-- Data to use follows --

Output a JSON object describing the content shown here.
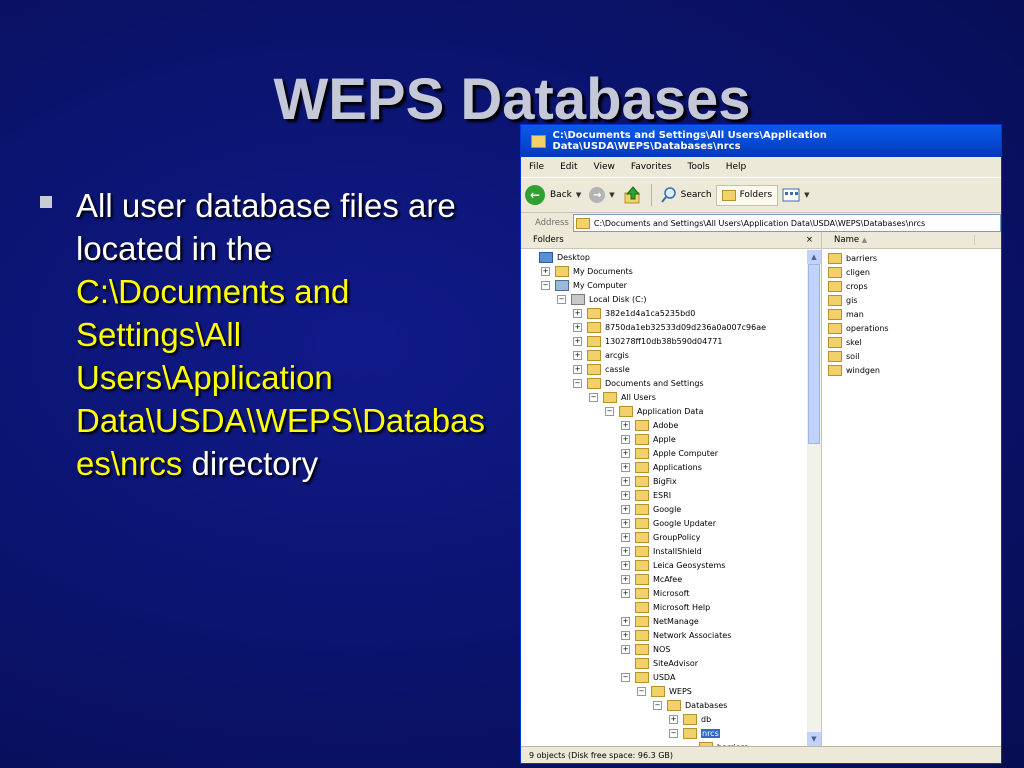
{
  "slide": {
    "title": "WEPS Databases",
    "bullet_prefix": "All user database files are located in the ",
    "bullet_path": "C:\\Documents and Settings\\All Users\\Application Data\\USDA\\WEPS\\Databases\\nrcs",
    "bullet_suffix": " directory"
  },
  "window": {
    "title": "C:\\Documents and Settings\\All Users\\Application Data\\USDA\\WEPS\\Databases\\nrcs",
    "menu": [
      "File",
      "Edit",
      "View",
      "Favorites",
      "Tools",
      "Help"
    ],
    "toolbar": {
      "back": "Back",
      "search": "Search",
      "folders": "Folders"
    },
    "address_label": "Address",
    "address_value": "C:\\Documents and Settings\\All Users\\Application Data\\USDA\\WEPS\\Databases\\nrcs",
    "folders_header": "Folders",
    "close_glyph": "×",
    "name_header": "Name",
    "status": "9 objects (Disk free space: 96.3 GB)",
    "tree": [
      {
        "label": "Desktop",
        "exp": "",
        "kind": "desk"
      },
      {
        "label": "My Documents",
        "exp": "+",
        "kind": "folder"
      },
      {
        "label": "My Computer",
        "exp": "−",
        "kind": "comp"
      },
      {
        "label": "Local Disk (C:)",
        "exp": "−",
        "kind": "disk"
      },
      {
        "label": "382e1d4a1ca5235bd0",
        "exp": "+",
        "kind": "folder"
      },
      {
        "label": "8750da1eb32533d09d236a0a007c96ae",
        "exp": "+",
        "kind": "folder"
      },
      {
        "label": "130278ff10db38b590d04771",
        "exp": "+",
        "kind": "folder"
      },
      {
        "label": "arcgis",
        "exp": "+",
        "kind": "folder"
      },
      {
        "label": "cassle",
        "exp": "+",
        "kind": "folder"
      },
      {
        "label": "Documents and Settings",
        "exp": "−",
        "kind": "folder"
      },
      {
        "label": "All Users",
        "exp": "−",
        "kind": "folder"
      },
      {
        "label": "Application Data",
        "exp": "−",
        "kind": "folder"
      },
      {
        "label": "Adobe",
        "exp": "+",
        "kind": "folder"
      },
      {
        "label": "Apple",
        "exp": "+",
        "kind": "folder"
      },
      {
        "label": "Apple Computer",
        "exp": "+",
        "kind": "folder"
      },
      {
        "label": "Applications",
        "exp": "+",
        "kind": "folder"
      },
      {
        "label": "BigFix",
        "exp": "+",
        "kind": "folder"
      },
      {
        "label": "ESRI",
        "exp": "+",
        "kind": "folder"
      },
      {
        "label": "Google",
        "exp": "+",
        "kind": "folder"
      },
      {
        "label": "Google Updater",
        "exp": "+",
        "kind": "folder"
      },
      {
        "label": "GroupPolicy",
        "exp": "+",
        "kind": "folder"
      },
      {
        "label": "InstallShield",
        "exp": "+",
        "kind": "folder"
      },
      {
        "label": "Leica Geosystems",
        "exp": "+",
        "kind": "folder"
      },
      {
        "label": "McAfee",
        "exp": "+",
        "kind": "folder"
      },
      {
        "label": "Microsoft",
        "exp": "+",
        "kind": "folder"
      },
      {
        "label": "Microsoft Help",
        "exp": "",
        "kind": "folder"
      },
      {
        "label": "NetManage",
        "exp": "+",
        "kind": "folder"
      },
      {
        "label": "Network Associates",
        "exp": "+",
        "kind": "folder"
      },
      {
        "label": "NOS",
        "exp": "+",
        "kind": "folder"
      },
      {
        "label": "SiteAdvisor",
        "exp": "",
        "kind": "folder"
      },
      {
        "label": "USDA",
        "exp": "−",
        "kind": "folder"
      },
      {
        "label": "WEPS",
        "exp": "−",
        "kind": "folder"
      },
      {
        "label": "Databases",
        "exp": "−",
        "kind": "folder"
      },
      {
        "label": "db",
        "exp": "+",
        "kind": "folder"
      },
      {
        "label": "nrcs",
        "exp": "−",
        "kind": "folder",
        "selected": true
      },
      {
        "label": "barriers",
        "exp": "",
        "kind": "folder"
      }
    ],
    "tree_levels": [
      0,
      1,
      1,
      2,
      3,
      3,
      3,
      3,
      3,
      3,
      4,
      5,
      6,
      6,
      6,
      6,
      6,
      6,
      6,
      6,
      6,
      6,
      6,
      6,
      6,
      6,
      6,
      6,
      6,
      6,
      6,
      7,
      8,
      9,
      9,
      10
    ],
    "files": [
      "barriers",
      "cligen",
      "crops",
      "gis",
      "man",
      "operations",
      "skel",
      "soil",
      "windgen"
    ]
  }
}
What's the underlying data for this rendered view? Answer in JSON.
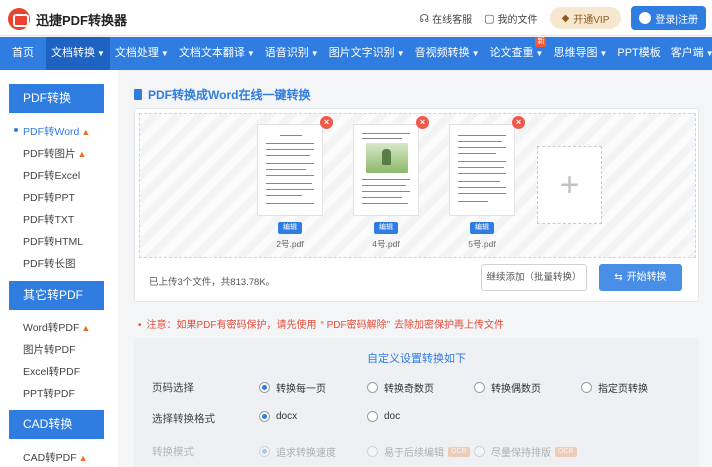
{
  "header": {
    "brand": "迅捷PDF转换器",
    "online_service": "在线客服",
    "my_files": "我的文件",
    "vip_button": "开通VIP",
    "login_button": "登录|注册"
  },
  "nav": {
    "items": [
      "首页",
      "文档转换",
      "文档处理",
      "文档文本翻译",
      "语音识别",
      "图片文字识别",
      "音视频转换",
      "论文查重",
      "思维导图",
      "PPT模板",
      "客户端"
    ],
    "new_badge": "新"
  },
  "sidebar": {
    "pdf_heading": "PDF转换",
    "pdf_items": [
      "PDF转Word",
      "PDF转图片",
      "PDF转Excel",
      "PDF转PPT",
      "PDF转TXT",
      "PDF转HTML",
      "PDF转长图"
    ],
    "other_heading": "其它转PDF",
    "other_items": [
      "Word转PDF",
      "图片转PDF",
      "Excel转PDF",
      "PPT转PDF"
    ],
    "cad_heading": "CAD转换",
    "cad_items": [
      "CAD转PDF"
    ]
  },
  "main": {
    "title": "PDF转换成Word在线一键转换",
    "files": [
      {
        "name": "2号.pdf",
        "edit": "编辑"
      },
      {
        "name": "4号.pdf",
        "edit": "编辑"
      },
      {
        "name": "5号.pdf",
        "edit": "编辑"
      }
    ],
    "upload_info": "已上传3个文件，共813.78K。",
    "continue_add": "继续添加（批量转换）",
    "start_convert": "开始转换",
    "notice_prefix": "注意：如果PDF有密码保护，请先使用",
    "notice_link": "“ PDF密码解除”",
    "notice_suffix": "去除加密保护再上传文件"
  },
  "settings": {
    "title": "自定义设置转换如下",
    "page_label": "页码选择",
    "page_options": [
      "转换每一页",
      "转换奇数页",
      "转换偶数页",
      "指定页转换"
    ],
    "format_label": "选择转换格式",
    "format_options": [
      "docx",
      "doc"
    ],
    "mode_label": "转换模式",
    "mode_options": [
      "追求转换速度",
      "易于后续编辑",
      "尽量保持排版"
    ],
    "ocr_badge": "OCR"
  },
  "colors": {
    "accent": "#2f7de1",
    "warning": "#e84b3a",
    "fire": "#f06b26"
  }
}
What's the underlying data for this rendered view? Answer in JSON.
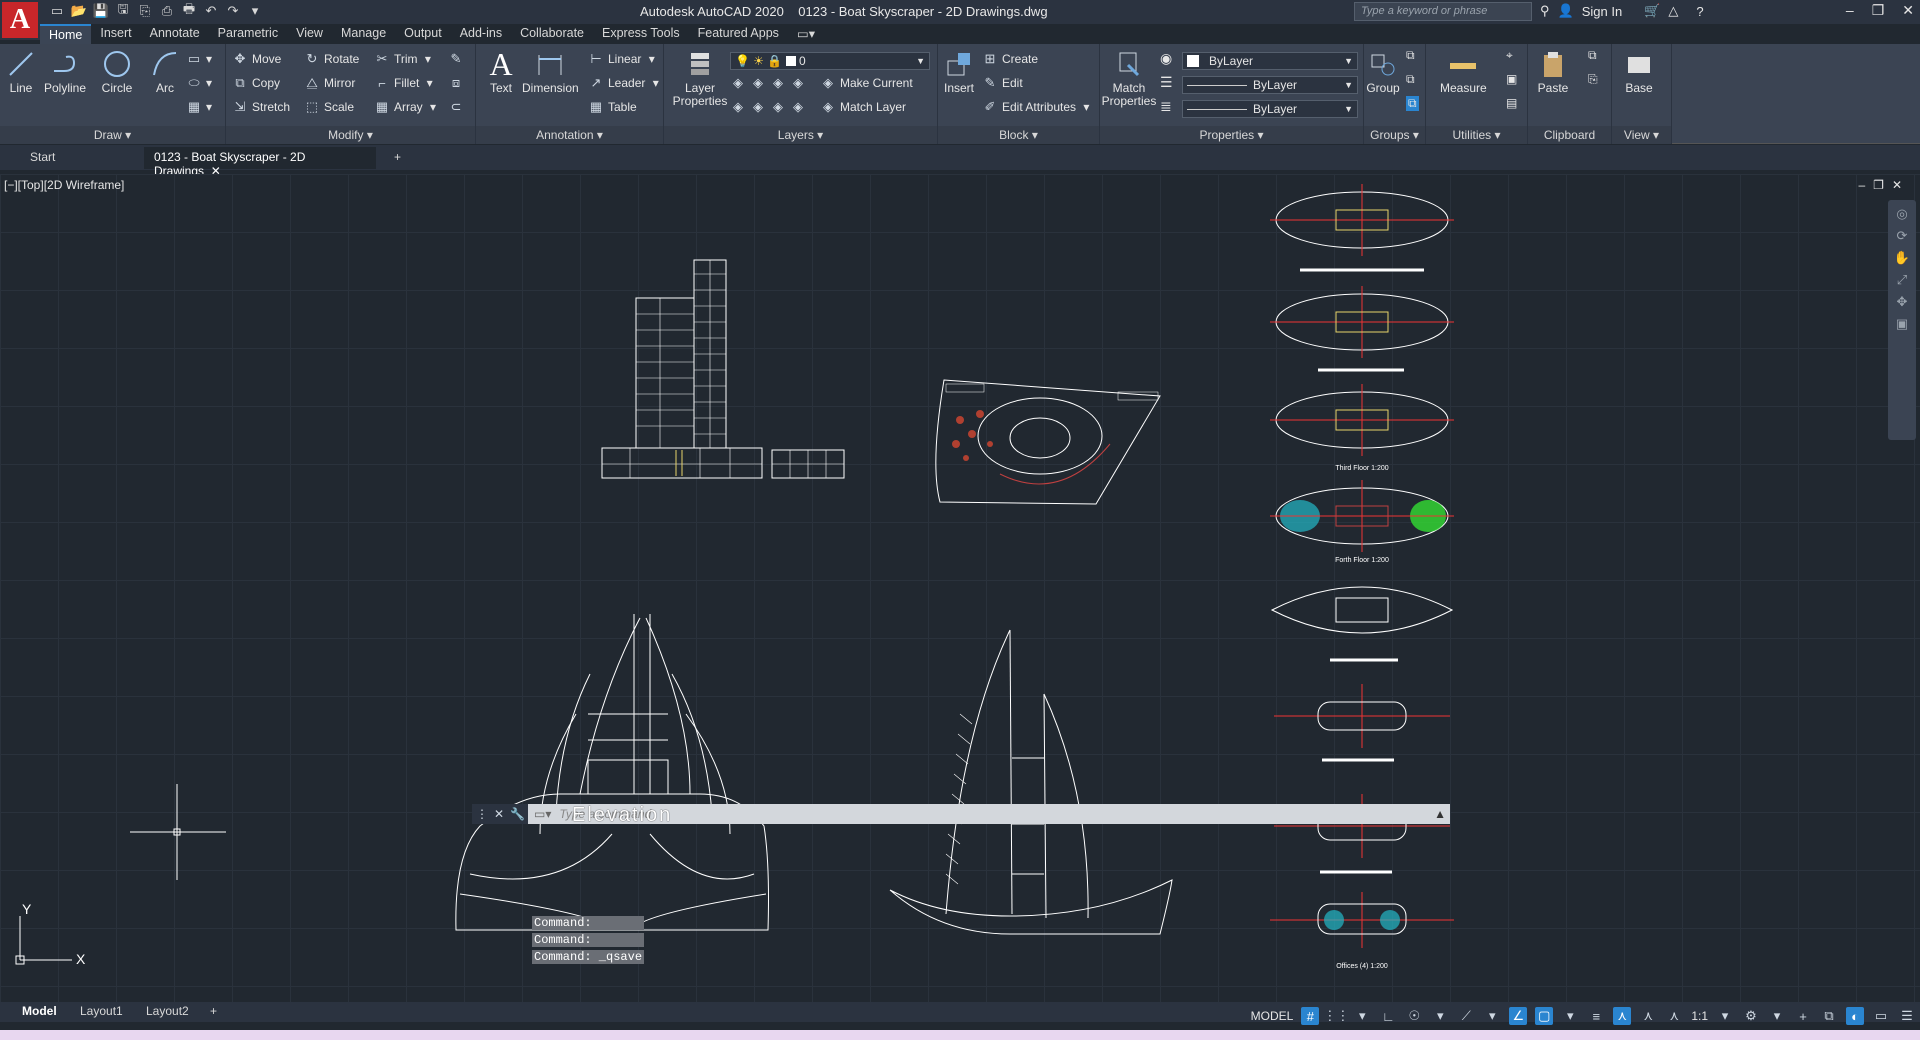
{
  "window": {
    "app_title": "Autodesk AutoCAD 2020",
    "doc_title": "0123 - Boat Skyscraper - 2D Drawings.dwg",
    "search_placeholder": "Type a keyword or phrase",
    "sign_in": "Sign In"
  },
  "menu": {
    "tabs": [
      "Home",
      "Insert",
      "Annotate",
      "Parametric",
      "View",
      "Manage",
      "Output",
      "Add-ins",
      "Collaborate",
      "Express Tools",
      "Featured Apps"
    ]
  },
  "ribbon": {
    "draw": {
      "title": "Draw",
      "line": "Line",
      "polyline": "Polyline",
      "circle": "Circle",
      "arc": "Arc"
    },
    "modify": {
      "title": "Modify",
      "move": "Move",
      "rotate": "Rotate",
      "trim": "Trim",
      "copy": "Copy",
      "mirror": "Mirror",
      "fillet": "Fillet",
      "stretch": "Stretch",
      "scale": "Scale",
      "array": "Array"
    },
    "annotation": {
      "title": "Annotation",
      "text": "Text",
      "dimension": "Dimension",
      "linear": "Linear",
      "leader": "Leader",
      "table": "Table"
    },
    "layers": {
      "title": "Layers",
      "layer_properties": "Layer Properties",
      "current_layer": "0",
      "make_current": "Make Current",
      "match_layer": "Match Layer"
    },
    "block": {
      "title": "Block",
      "insert": "Insert",
      "create": "Create",
      "edit": "Edit",
      "edit_attributes": "Edit Attributes"
    },
    "properties": {
      "title": "Properties",
      "match_properties": "Match Properties",
      "color": "ByLayer",
      "linetype": "ByLayer",
      "lineweight": "ByLayer"
    },
    "groups": {
      "title": "Groups",
      "group": "Group"
    },
    "utilities": {
      "title": "Utilities",
      "measure": "Measure"
    },
    "clipboard": {
      "title": "Clipboard",
      "paste": "Paste"
    },
    "view": {
      "title": "View",
      "base": "Base"
    }
  },
  "doc_tabs": {
    "start": "Start",
    "active": "0123 - Boat Skyscraper - 2D Drawings"
  },
  "viewport": {
    "label": "[−][Top][2D Wireframe]"
  },
  "command": {
    "history": [
      "Command:",
      "Command:",
      "Command:  _qsave"
    ],
    "placeholder": "Type a command",
    "overlay_text": "Elevation"
  },
  "drawing_labels": {
    "third_floor": "Third Floor 1:200",
    "forth_floor": "Forth Floor 1:200",
    "offices": "Offices (4) 1:200"
  },
  "layout_tabs": [
    "Model",
    "Layout1",
    "Layout2"
  ],
  "status": {
    "model": "MODEL",
    "scale": "1:1"
  },
  "colors": {
    "accent": "#2a85d0",
    "background": "#212830",
    "ribbon": "#3b4453",
    "logo": "#c8262a"
  }
}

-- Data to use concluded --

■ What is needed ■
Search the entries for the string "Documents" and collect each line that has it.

■ Task output ■
    "bullet_path": "C:\\Documents and Settings\\All Users\\Application Data\\USDA\\WEPS\\Databases\\nrcs",
    "title": "C:\\Documents and Settings\\All Users\\Application Data\\USDA\\WEPS\\Databases\\nrcs",
    "address_value": "C:\\Documents and Settings\\All Users\\Application Data\\USDA\\WEPS\\Databases\\nrcs",
        "label": "My Documents",
        "label": "Documents and Settings",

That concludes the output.